Aim of the exercise:
Count the lines below that contain the word "letters" and give only the number.

□ □ □ □ □ □ □

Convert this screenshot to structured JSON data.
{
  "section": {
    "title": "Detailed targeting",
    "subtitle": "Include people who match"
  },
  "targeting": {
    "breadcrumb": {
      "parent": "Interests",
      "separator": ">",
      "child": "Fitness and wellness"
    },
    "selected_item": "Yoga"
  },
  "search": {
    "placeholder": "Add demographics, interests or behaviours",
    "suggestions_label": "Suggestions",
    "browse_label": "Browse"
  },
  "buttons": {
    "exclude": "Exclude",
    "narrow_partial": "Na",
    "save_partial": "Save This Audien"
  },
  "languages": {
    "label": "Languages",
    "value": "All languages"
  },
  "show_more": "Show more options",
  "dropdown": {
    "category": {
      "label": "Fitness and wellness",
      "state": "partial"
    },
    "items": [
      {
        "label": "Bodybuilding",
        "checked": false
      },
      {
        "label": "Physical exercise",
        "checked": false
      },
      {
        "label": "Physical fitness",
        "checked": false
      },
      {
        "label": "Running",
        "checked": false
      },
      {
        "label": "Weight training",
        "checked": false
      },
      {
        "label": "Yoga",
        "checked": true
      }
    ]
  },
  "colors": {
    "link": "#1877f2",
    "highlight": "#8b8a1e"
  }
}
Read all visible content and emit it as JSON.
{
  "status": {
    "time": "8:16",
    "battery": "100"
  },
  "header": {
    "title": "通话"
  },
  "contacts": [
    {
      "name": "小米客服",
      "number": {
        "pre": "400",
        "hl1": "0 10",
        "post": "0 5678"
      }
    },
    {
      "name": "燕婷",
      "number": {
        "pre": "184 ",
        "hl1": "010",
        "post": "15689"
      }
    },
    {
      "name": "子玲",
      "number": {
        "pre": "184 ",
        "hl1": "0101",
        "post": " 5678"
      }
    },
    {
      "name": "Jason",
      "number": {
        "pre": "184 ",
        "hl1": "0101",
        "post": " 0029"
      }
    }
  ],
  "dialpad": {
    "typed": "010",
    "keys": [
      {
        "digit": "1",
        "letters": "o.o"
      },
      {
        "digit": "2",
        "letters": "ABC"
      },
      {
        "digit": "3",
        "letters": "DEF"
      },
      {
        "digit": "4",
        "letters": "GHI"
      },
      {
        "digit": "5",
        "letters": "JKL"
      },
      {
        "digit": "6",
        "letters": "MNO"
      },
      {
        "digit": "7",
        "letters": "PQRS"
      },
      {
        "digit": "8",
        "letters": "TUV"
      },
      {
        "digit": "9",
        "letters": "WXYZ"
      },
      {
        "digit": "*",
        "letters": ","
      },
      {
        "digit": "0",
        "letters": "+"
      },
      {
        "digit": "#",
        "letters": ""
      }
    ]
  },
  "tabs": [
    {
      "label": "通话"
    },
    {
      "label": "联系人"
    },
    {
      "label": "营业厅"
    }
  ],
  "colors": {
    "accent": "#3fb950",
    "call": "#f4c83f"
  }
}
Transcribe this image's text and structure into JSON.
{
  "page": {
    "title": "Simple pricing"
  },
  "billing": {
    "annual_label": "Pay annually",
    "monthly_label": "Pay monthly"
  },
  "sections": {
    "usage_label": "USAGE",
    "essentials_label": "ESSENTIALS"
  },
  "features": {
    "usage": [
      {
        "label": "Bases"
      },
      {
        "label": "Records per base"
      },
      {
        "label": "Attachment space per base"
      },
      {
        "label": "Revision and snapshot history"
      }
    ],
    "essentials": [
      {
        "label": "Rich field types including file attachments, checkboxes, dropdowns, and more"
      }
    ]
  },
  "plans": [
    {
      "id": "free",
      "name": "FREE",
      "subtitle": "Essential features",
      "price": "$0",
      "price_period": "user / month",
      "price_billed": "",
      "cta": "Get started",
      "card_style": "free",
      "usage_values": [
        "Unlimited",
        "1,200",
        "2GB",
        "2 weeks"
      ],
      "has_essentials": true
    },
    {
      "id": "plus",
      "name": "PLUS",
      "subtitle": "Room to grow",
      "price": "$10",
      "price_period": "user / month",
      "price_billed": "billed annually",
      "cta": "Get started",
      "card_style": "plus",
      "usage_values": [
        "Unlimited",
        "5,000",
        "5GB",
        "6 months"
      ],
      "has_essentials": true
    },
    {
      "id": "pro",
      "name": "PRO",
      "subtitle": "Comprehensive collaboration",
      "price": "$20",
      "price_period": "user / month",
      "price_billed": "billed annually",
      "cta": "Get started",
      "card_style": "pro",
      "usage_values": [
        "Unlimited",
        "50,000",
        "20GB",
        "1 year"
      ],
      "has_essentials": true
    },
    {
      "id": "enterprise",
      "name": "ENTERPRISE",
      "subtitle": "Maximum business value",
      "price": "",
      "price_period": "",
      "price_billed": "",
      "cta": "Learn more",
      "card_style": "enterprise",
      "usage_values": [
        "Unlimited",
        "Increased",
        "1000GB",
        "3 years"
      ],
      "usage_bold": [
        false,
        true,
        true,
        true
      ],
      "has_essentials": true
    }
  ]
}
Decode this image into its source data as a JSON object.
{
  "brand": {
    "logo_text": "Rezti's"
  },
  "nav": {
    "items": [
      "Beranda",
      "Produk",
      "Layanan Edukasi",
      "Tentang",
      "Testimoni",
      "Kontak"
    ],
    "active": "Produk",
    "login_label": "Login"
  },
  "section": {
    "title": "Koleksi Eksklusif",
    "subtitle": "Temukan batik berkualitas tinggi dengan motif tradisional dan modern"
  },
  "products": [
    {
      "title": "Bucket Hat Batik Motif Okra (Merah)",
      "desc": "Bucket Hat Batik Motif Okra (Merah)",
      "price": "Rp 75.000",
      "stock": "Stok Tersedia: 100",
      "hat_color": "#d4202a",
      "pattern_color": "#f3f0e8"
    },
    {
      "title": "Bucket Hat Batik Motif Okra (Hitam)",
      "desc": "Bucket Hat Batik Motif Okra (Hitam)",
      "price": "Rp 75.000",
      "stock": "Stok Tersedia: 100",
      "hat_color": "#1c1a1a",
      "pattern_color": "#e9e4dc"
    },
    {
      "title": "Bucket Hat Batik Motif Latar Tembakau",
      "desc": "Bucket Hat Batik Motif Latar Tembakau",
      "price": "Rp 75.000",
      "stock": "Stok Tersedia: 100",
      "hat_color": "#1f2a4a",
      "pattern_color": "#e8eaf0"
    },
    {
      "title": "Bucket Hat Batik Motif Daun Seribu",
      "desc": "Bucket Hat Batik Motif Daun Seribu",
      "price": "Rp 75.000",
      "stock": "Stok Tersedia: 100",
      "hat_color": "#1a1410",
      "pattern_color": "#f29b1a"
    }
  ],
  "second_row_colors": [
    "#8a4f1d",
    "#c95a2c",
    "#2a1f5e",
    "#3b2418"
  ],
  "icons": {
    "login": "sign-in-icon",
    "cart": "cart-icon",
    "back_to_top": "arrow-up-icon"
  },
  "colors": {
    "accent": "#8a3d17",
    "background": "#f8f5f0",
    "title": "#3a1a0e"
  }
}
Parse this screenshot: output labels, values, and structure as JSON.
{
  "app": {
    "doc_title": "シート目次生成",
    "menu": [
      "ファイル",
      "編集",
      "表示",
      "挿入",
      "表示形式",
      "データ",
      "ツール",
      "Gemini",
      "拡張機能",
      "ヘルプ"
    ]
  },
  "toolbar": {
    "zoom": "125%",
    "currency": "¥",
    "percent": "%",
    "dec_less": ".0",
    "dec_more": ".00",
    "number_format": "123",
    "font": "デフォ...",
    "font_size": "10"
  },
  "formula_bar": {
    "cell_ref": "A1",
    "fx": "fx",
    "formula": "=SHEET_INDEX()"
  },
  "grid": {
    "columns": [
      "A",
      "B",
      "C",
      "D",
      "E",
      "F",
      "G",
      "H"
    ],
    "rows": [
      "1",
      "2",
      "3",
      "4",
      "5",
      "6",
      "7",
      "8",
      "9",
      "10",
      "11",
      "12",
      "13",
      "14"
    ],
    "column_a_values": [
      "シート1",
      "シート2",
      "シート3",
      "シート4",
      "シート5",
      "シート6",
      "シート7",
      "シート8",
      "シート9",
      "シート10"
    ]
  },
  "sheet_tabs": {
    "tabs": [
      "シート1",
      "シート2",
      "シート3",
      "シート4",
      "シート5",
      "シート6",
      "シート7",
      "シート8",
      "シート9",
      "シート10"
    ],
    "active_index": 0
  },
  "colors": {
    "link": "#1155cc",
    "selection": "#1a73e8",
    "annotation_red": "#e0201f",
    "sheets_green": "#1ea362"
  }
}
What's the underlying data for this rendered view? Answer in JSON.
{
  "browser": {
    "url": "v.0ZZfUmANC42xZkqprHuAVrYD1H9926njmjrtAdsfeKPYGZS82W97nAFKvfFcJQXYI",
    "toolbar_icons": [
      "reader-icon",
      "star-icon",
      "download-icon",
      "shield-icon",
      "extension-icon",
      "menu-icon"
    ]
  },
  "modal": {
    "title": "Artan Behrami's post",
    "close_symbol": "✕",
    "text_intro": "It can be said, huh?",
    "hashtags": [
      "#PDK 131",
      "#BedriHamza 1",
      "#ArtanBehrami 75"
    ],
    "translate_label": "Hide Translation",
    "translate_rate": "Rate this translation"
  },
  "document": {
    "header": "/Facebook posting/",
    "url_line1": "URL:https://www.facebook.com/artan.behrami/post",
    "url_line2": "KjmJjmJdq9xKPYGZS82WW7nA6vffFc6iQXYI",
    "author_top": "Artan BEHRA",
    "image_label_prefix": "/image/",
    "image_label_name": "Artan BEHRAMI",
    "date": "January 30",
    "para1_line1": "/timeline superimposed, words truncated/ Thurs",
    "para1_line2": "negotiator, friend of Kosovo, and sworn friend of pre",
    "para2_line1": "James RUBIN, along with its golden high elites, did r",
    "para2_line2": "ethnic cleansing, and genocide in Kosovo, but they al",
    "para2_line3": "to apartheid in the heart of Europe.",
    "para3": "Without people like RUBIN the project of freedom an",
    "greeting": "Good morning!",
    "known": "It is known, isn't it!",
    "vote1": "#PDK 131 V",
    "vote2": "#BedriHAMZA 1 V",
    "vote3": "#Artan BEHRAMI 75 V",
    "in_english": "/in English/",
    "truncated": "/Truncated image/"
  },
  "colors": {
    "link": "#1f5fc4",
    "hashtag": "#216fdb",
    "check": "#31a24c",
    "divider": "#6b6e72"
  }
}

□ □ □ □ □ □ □

Response to this task:
12